CC: You are the Co-Director of the Dean Center for Treatment, Rehabilitation and Recovery of Tick Borne Illness at Spaulding Rehabilitation Hospital. What does the Dean Center offer Lyme patients that other centers don’t?
NZ: We’re the only center in the United States that is an academic center offering patients a comprehensive approach to their health. We look at the whole person—mental health, physical health, and the needs of rehabbing the brain and the body. The first visit is two hours, because we listen to the patient and try to understand what all the components are that contribute to their sickness. Then we try to tackle all of those independently, and build a team, which most patients don’t have.

CC: What are the best preventative measures?
NZ: The number one thing I always tell patients is, wherever you’re going to spend most of your time, like your yard, should be sprayed. A lot of patients opt to use organic oils like peppermint, lavender or rosemary. Unfortunately those haven’t been studied very much, so it’s hard for me to recommend those because I don’t know the success rate. I have had patients acquire bites in their yards when they’ve used organic oils. The pesticide that’s been studied the most is permethrin, which is sprayed on the grass and on clothes. But there are companies that actually make clothing pretreated with permethrin, and those last longer because the chemical has been embedded inside the fibers. Sleeping with your pet is another big no-no. They could have a tick that’s hanging on a hair, and then as you sleep, the tick can crawl over and bite you.

CC: What are some of the myths? I know my son climbs trees and I always tell him, “That’s OK, it’s safe up there. You’re above ground. Ticks don’t climb up,” right?
NZ: Not unless they’re in birds, which they are. They travel on migratory birds, but generally, they tend to live in lower bushes and grass.

CC: What do you do if you find a tick?
NZ: If you find a tick—if you’re lucky enough to find it— try to save it, put it in a plastic bag and freeze it. But if you unfreeze it and you leave it on your counter, and there’s a hole, it could wake up and defrost itself and walk away. Ticks are incredibly resilient. Treat the wound with an alcohol swab and antibiotic ointment, and report it to your physician. The current national guidelines that are published by the National Guideline Clearinghouse recommends prophylactic treatment with antibiotics for a tick bite.

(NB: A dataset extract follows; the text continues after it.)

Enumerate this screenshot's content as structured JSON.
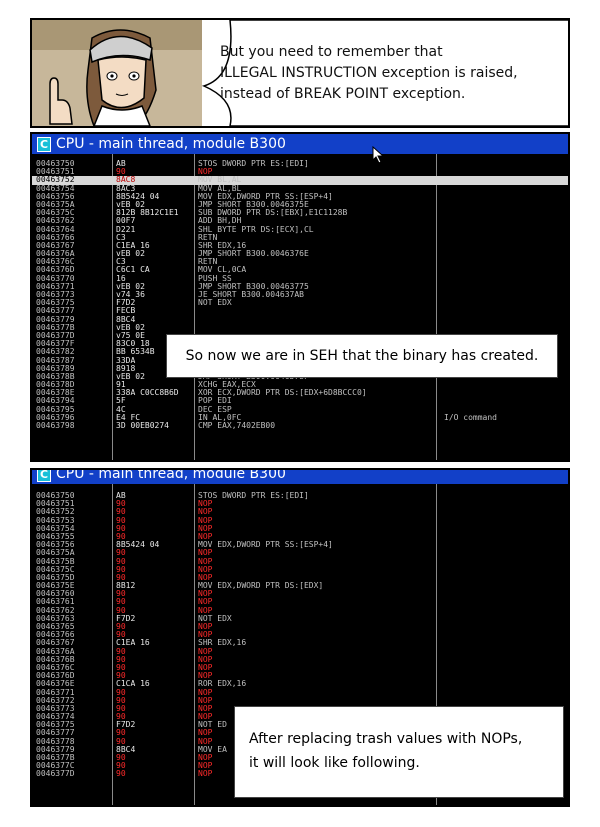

CC: What are you specifically doing in your practice to change the treatment landscape that exists today?
NZ: We have started doing something called the translational data collection. Anytime a patient comes in, we collect laboratory data and symptom data. We then analyze the data to try to look at patterns. Data is an incredibly powerful tool that we have in medicine. Validating the patient experience and showing biomarkers will hopefully lead us in the right direction for treatment options.

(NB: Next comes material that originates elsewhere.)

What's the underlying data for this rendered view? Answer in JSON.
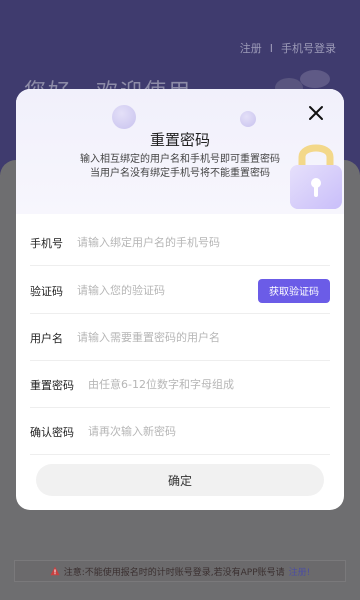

CC: What is the HSS (Health and Human Services) Tick-Borne Disease Working Group?
NZ: The HHS is an effort to start consolidating information from a variety of stakeholders, and understand what the impact of this disease has been from patients, representatives in the government, military, science, to understand it all and try to create a plan of how to improve the field at large.

CC: Does that include vaccination?
NZ: The tick saliva vaccine would really revolutionize how we’re protected from any tick bite, because you would actually be immunized against the saliva of the tick before it’s injected any pathogen into the body. A Lyme vaccine alone won’t protect you from the co-infections. There’s a European pharmaceutical company currently working on a tick saliva vaccine. It would be very exciting if that becomes a reality in the next few years.

Dr. Zubcevik is faculty at Harvard Medical School Department of Physical Medicine and a rehabilitation physician at Spaulding Rehabilitation Hospital Dean Center for Tick Borne Illness.